Toggle Main Menu Toggle Search

Open Access padlockePrints

The role of the IDDM2 locus in the susceptibility of UK APS1 subjects to type 1 diabetes mellitus

Lookup NU author(s): Dr Karen Adamson, Dr Timothy Cheetham, Professor Pat Kendall-Taylor, Professor Simon Pearce

Downloads


Abstract

Autoimmune polyendocrinopathy syndrome type 1 (APS1) is characterized by autoimmune destruction of endocrine tissues and chronic mucocutaneous candidiasis. Type 1 diabetes (T1D) affects 12-25% of patients with APS1, and the prediction of whether this complication will affect an individual is not currently possible. However, alleles of a variable number tandem repeat (VNTR) 5′ of the insulin gene are known to influence the development of T1D in the general, non-APS1 population. Therefore, we investigated the prevalence of these IDDM2 alleles in British Caucasian patients with APS1. The study employed genotyping of 33 patients with APS1 for the HphI polymorphism that is in tight linkage disequilibrium with the insulin gene VNTR alleles. Thirty-three patients with APS1 were studied, the mean age was 23.5 years and 24% have T1D. Six of eight (75%) APS1 patients with T1D were homozygous for the class I INS VNTR (susceptibility) allele, compared with eight of 25 (32%) of APS1 patients without T1D (P = 0.042). Our data suggest an association between the development of T1D and homozygosity for the T1D susceptibility class IINS VNTR allele in patients with APS1. © 2007 The Authors.


Publication metadata

Author(s): Adamson K, Cheetham T, Kendall-Taylor P, Seckl J, Pearce S

Publication type: Article

Publication status: Published

Journal: International Journal of Immunogenetics

Year: 2007

Volume: 34

Issue: 1

Pages: 17-21

Print publication date: 01/02/2007

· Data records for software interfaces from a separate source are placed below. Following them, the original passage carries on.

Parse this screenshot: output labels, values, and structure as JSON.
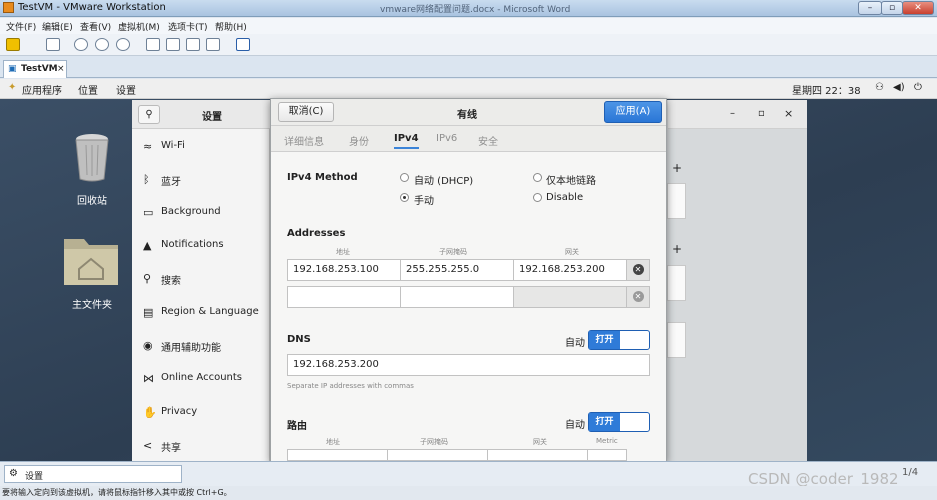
{
  "window": {
    "title": "TestVM - VMware Workstation",
    "bg_title": "vmware网络配置问题.docx - Microsoft Word"
  },
  "menu": [
    "文件(F)",
    "编辑(E)",
    "查看(V)",
    "虚拟机(M)",
    "选项卡(T)",
    "帮助(H)"
  ],
  "vm_tab": {
    "label": "TestVM",
    "close": "×"
  },
  "gnome_bar": {
    "apps": "应用程序",
    "places": "位置",
    "settings": "设置",
    "clock": "星期四 22：38"
  },
  "desktop": {
    "trash": "回收站",
    "home": "主文件夹"
  },
  "settings": {
    "title": "设置",
    "items": [
      {
        "icon": "wifi-icon",
        "label": "Wi-Fi"
      },
      {
        "icon": "bluetooth-icon",
        "label": "蓝牙"
      },
      {
        "icon": "background-icon",
        "label": "Background"
      },
      {
        "icon": "bell-icon",
        "label": "Notifications"
      },
      {
        "icon": "search-icon",
        "label": "搜索"
      },
      {
        "icon": "language-icon",
        "label": "Region & Language"
      },
      {
        "icon": "accessibility-icon",
        "label": "通用辅助功能"
      },
      {
        "icon": "online-accounts-icon",
        "label": "Online Accounts"
      },
      {
        "icon": "privacy-icon",
        "label": "Privacy"
      },
      {
        "icon": "share-icon",
        "label": "共享"
      }
    ],
    "win_buttons": [
      "–",
      "▫",
      "×"
    ]
  },
  "dialog": {
    "cancel": "取消(C)",
    "title": "有线",
    "apply": "应用(A)",
    "tabs": [
      "详细信息",
      "身份",
      "IPv4",
      "IPv6",
      "安全"
    ],
    "active_tab": "IPv4",
    "method_label": "IPv4 Method",
    "methods": [
      "自动 (DHCP)",
      "仅本地链路",
      "手动",
      "Disable"
    ],
    "selected_method": "手动",
    "addresses_label": "Addresses",
    "addr_cols": [
      "地址",
      "子网掩码",
      "网关"
    ],
    "addr_rows": [
      [
        "192.168.253.100",
        "255.255.255.0",
        "192.168.253.200"
      ],
      [
        "",
        "",
        ""
      ]
    ],
    "dns_label": "DNS",
    "auto_label": "自动",
    "switch_on": "打开",
    "dns_value": "192.168.253.200",
    "dns_hint": "Separate IP addresses with commas",
    "routes_label": "路由",
    "route_cols": [
      "地址",
      "子网掩码",
      "网关",
      "Metric"
    ]
  },
  "statusbar": {
    "item": "设置",
    "hint": "要将输入定向到该虚拟机，请将鼠标指针移入其中或按 Ctrl+G。",
    "page": "1/4",
    "watermark": "CSDN @coder_1982"
  }
}
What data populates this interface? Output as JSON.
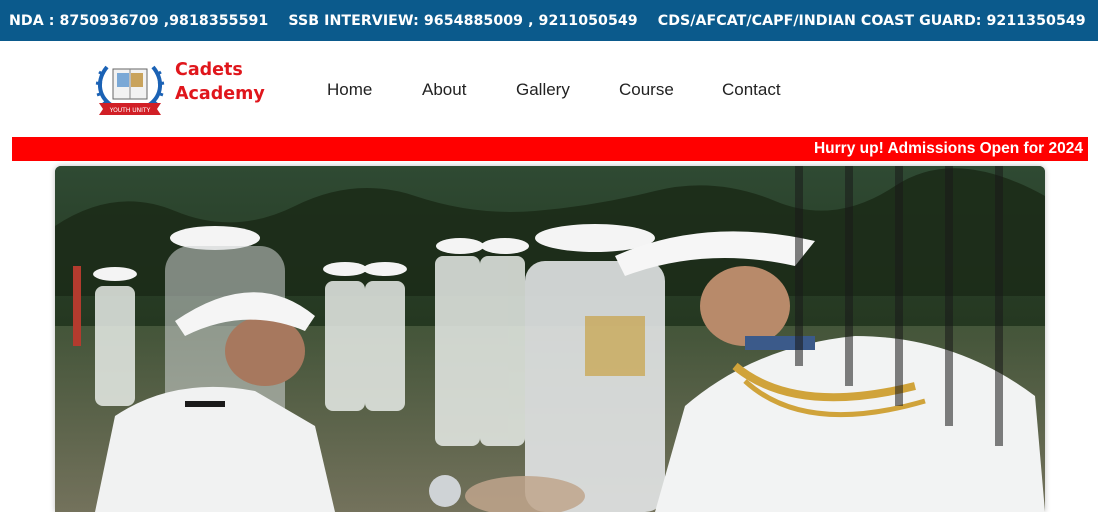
{
  "topbar": {
    "nda": "NDA : 8750936709 ,9818355591",
    "ssb": "SSB INTERVIEW: 9654885009 , 9211050549",
    "cds": "CDS/AFCAT/CAPF/INDIAN COAST GUARD: 9211350549"
  },
  "brand": {
    "line1": "Cadets",
    "line2": "Academy",
    "badge_text": "YOUTH UNITY",
    "color": "#e0161c"
  },
  "nav": {
    "items": [
      "Home",
      "About",
      "Gallery",
      "Course",
      "Contact"
    ]
  },
  "ticker": {
    "text": "Hurry up! Admissions Open for 2024"
  },
  "colors": {
    "topbar": "#0b5a8c",
    "ticker": "#ff0000",
    "text": "#222222"
  },
  "hero": {
    "image": "naval-officers-handshake-photo"
  }
}
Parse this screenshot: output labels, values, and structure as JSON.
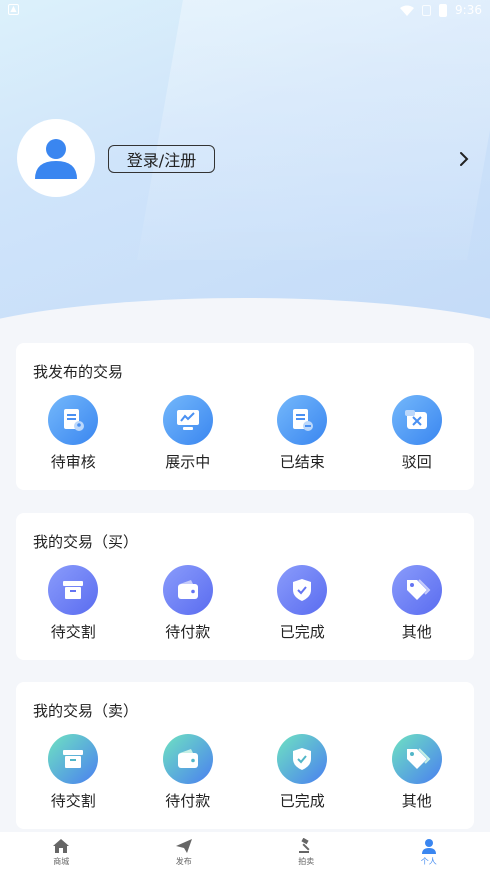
{
  "status_bar": {
    "time": "9:36"
  },
  "profile": {
    "login_label": "登录/注册"
  },
  "sections": [
    {
      "title": "我发布的交易",
      "items": [
        {
          "label": "待审核",
          "icon": "document-review-icon"
        },
        {
          "label": "展示中",
          "icon": "monitor-chart-icon"
        },
        {
          "label": "已结束",
          "icon": "document-minus-icon"
        },
        {
          "label": "驳回",
          "icon": "reject-box-icon"
        }
      ]
    },
    {
      "title": "我的交易（买）",
      "items": [
        {
          "label": "待交割",
          "icon": "archive-box-icon"
        },
        {
          "label": "待付款",
          "icon": "wallet-icon"
        },
        {
          "label": "已完成",
          "icon": "shield-check-icon"
        },
        {
          "label": "其他",
          "icon": "tag-icon"
        }
      ]
    },
    {
      "title": "我的交易（卖）",
      "items": [
        {
          "label": "待交割",
          "icon": "archive-box-icon"
        },
        {
          "label": "待付款",
          "icon": "wallet-icon"
        },
        {
          "label": "已完成",
          "icon": "shield-check-icon"
        },
        {
          "label": "其他",
          "icon": "tag-icon"
        }
      ]
    }
  ],
  "tabbar": {
    "items": [
      {
        "label": "商城",
        "icon": "home-icon"
      },
      {
        "label": "发布",
        "icon": "send-icon"
      },
      {
        "label": "拍卖",
        "icon": "gavel-icon"
      },
      {
        "label": "个人",
        "icon": "person-icon"
      }
    ],
    "active": "个人"
  },
  "colors": {
    "accent": "#3a86f0",
    "icon_blue": "#4a90f2",
    "icon_purple": "#6474f3",
    "icon_teal": "#52c6c8"
  }
}
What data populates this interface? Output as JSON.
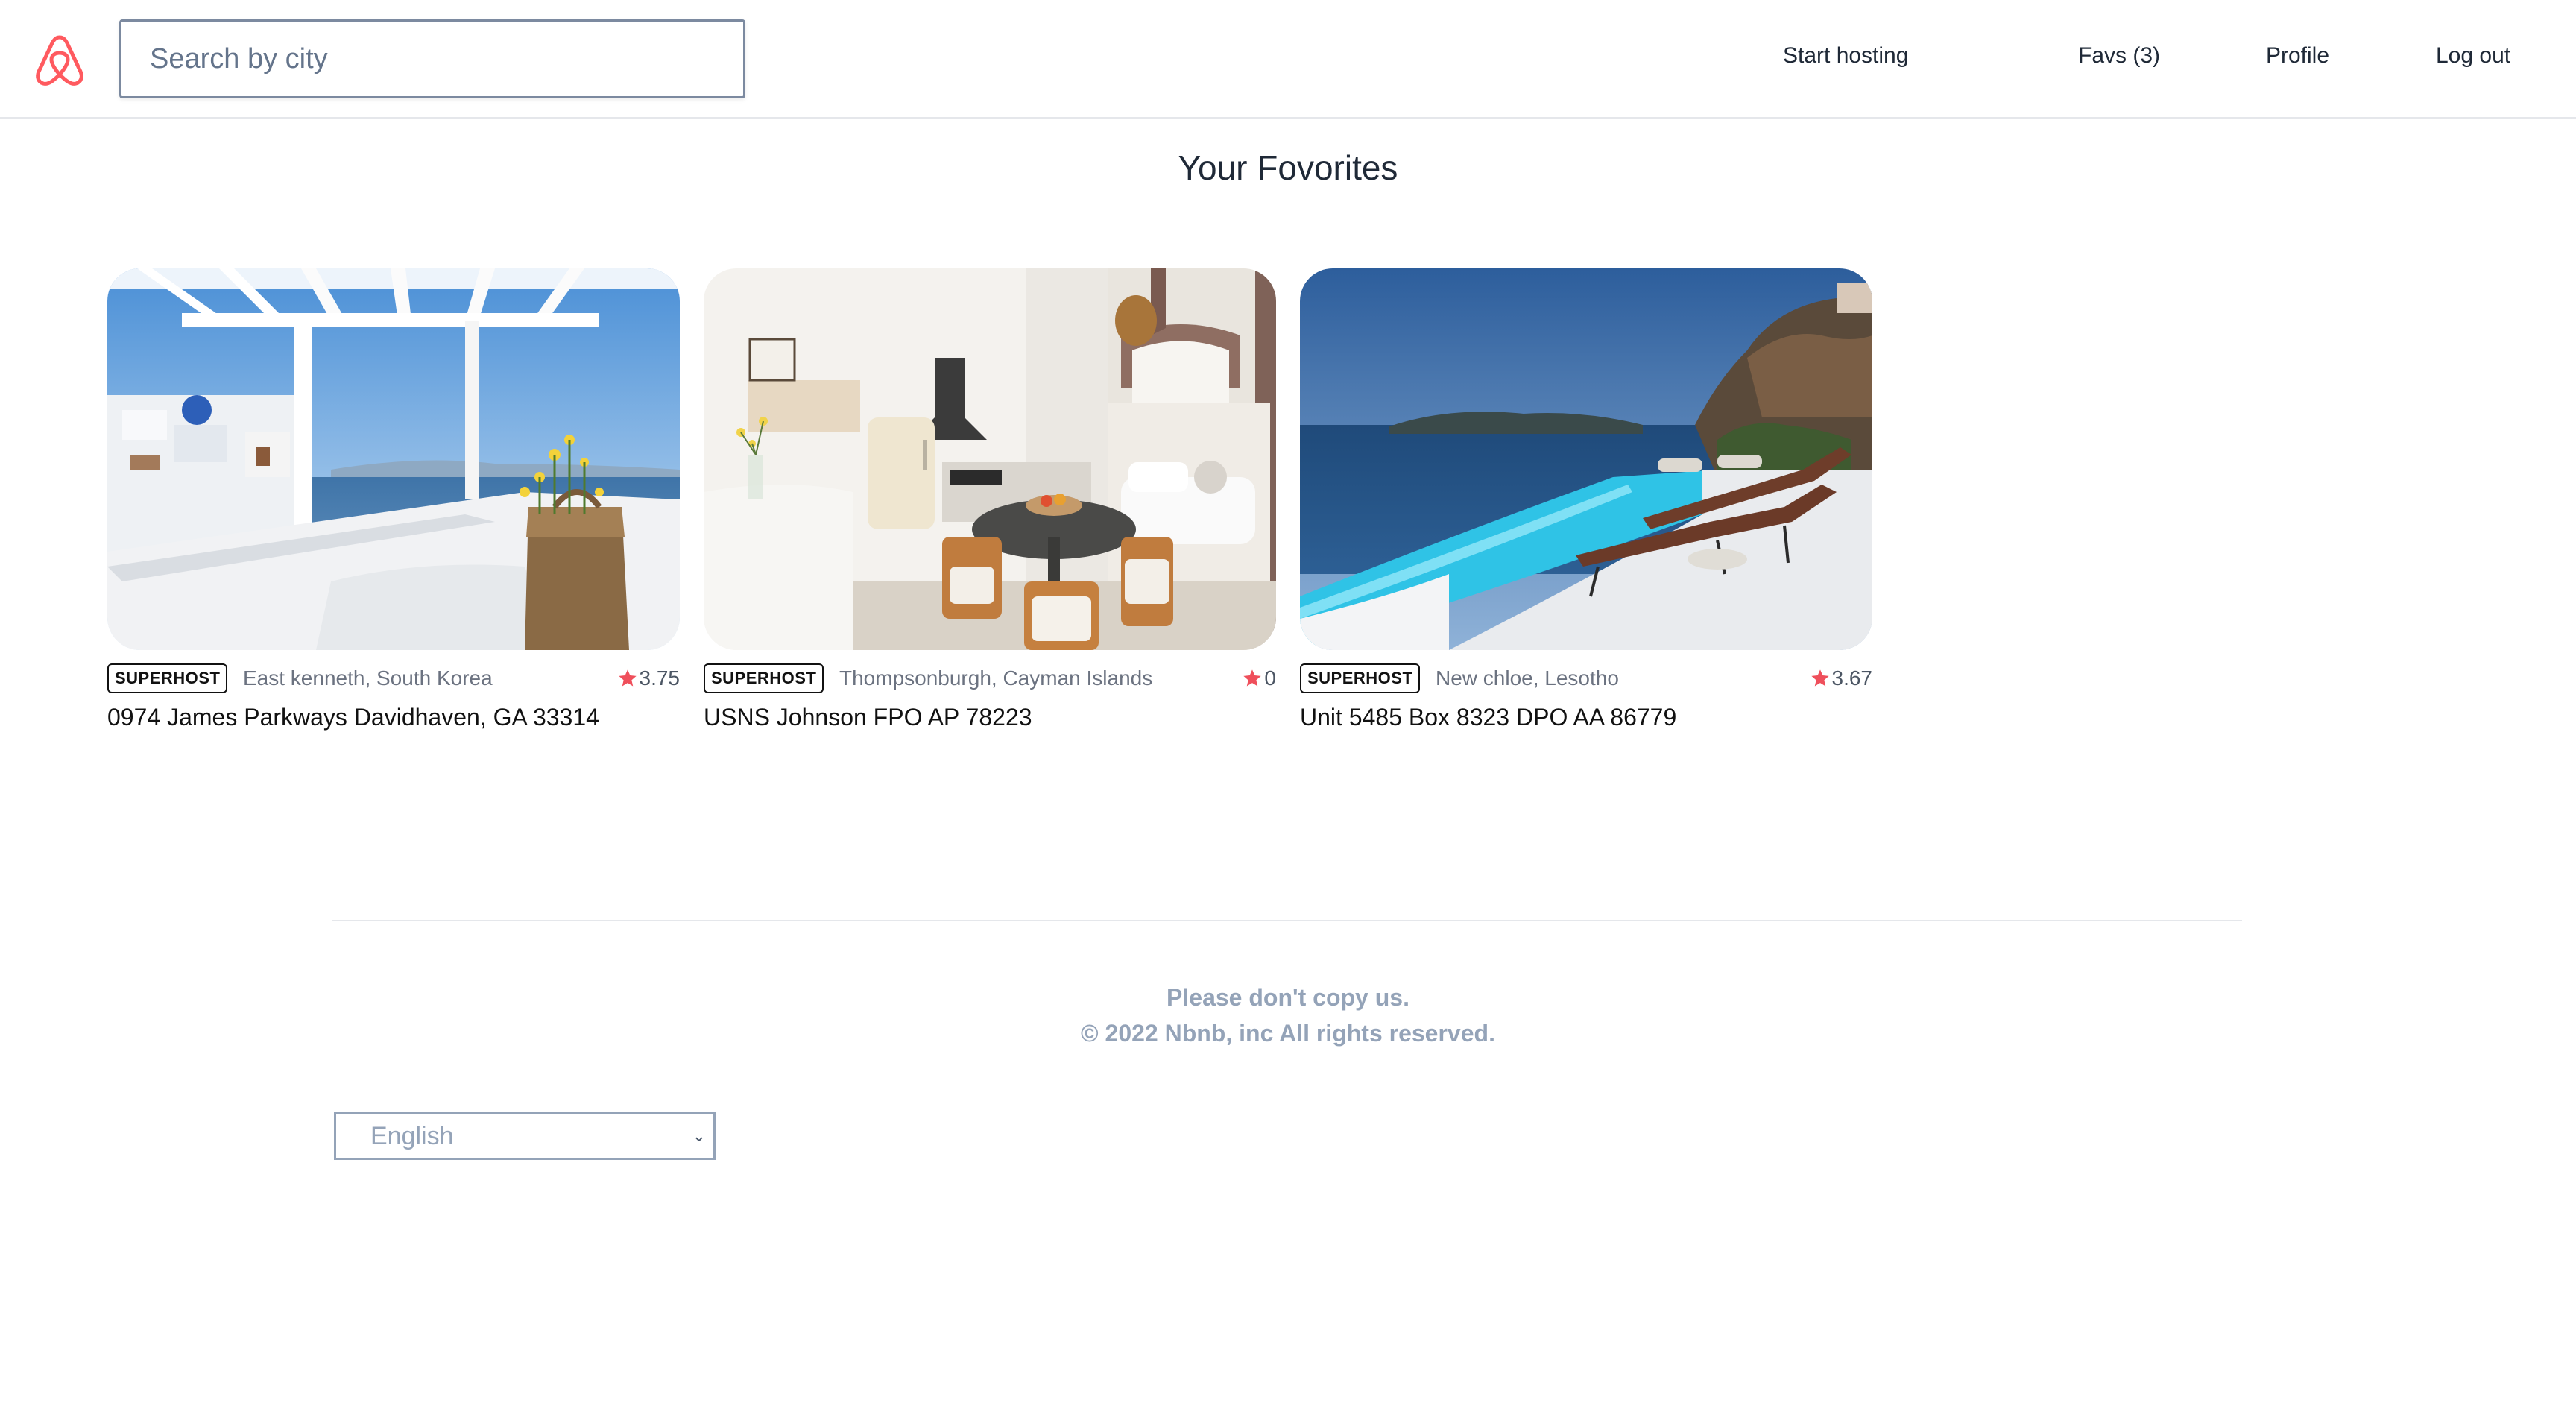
{
  "header": {
    "logo_name": "airbnb-logo",
    "brand_color": "#ff5a5f",
    "search": {
      "placeholder": "Search by city",
      "value": ""
    },
    "nav": {
      "start_hosting": "Start hosting",
      "favs": "Favs (3)",
      "profile": "Profile",
      "logout": "Log out"
    }
  },
  "main": {
    "title": "Your Fovorites",
    "listings": [
      {
        "badge": "SUPERHOST",
        "location": "East kenneth, South Korea",
        "rating": "3.75",
        "address": "0974 James Parkways Davidhaven, GA 33314",
        "image": "santorini-balcony-photo"
      },
      {
        "badge": "SUPERHOST",
        "location": "Thompsonburgh, Cayman Islands",
        "rating": "0",
        "address": "USNS Johnson FPO AP 78223",
        "image": "cave-kitchen-photo"
      },
      {
        "badge": "SUPERHOST",
        "location": "New chloe, Lesotho",
        "rating": "3.67",
        "address": "Unit 5485 Box 8323 DPO AA 86779",
        "image": "infinity-pool-photo"
      }
    ]
  },
  "footer": {
    "line1": "Please don't copy us.",
    "line2": "© 2022 Nbnb, inc All rights reserved.",
    "language": "English"
  }
}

ISSN (print): 1744-3121

ISSN (electronic): 1744-313X

Publisher: Wiley-Blackwell Publishing Ltd.

URL: http://dx.doi.org/10.1111/j.1744-313X.2006.00643.x

DOI: 10.1111/j.1744-313X.2006.00643.x

PubMed id: 17284223


Altmetrics

Altmetrics provided by Altmetric


Actions

Find at Newcastle University icon    Link to this publication


Share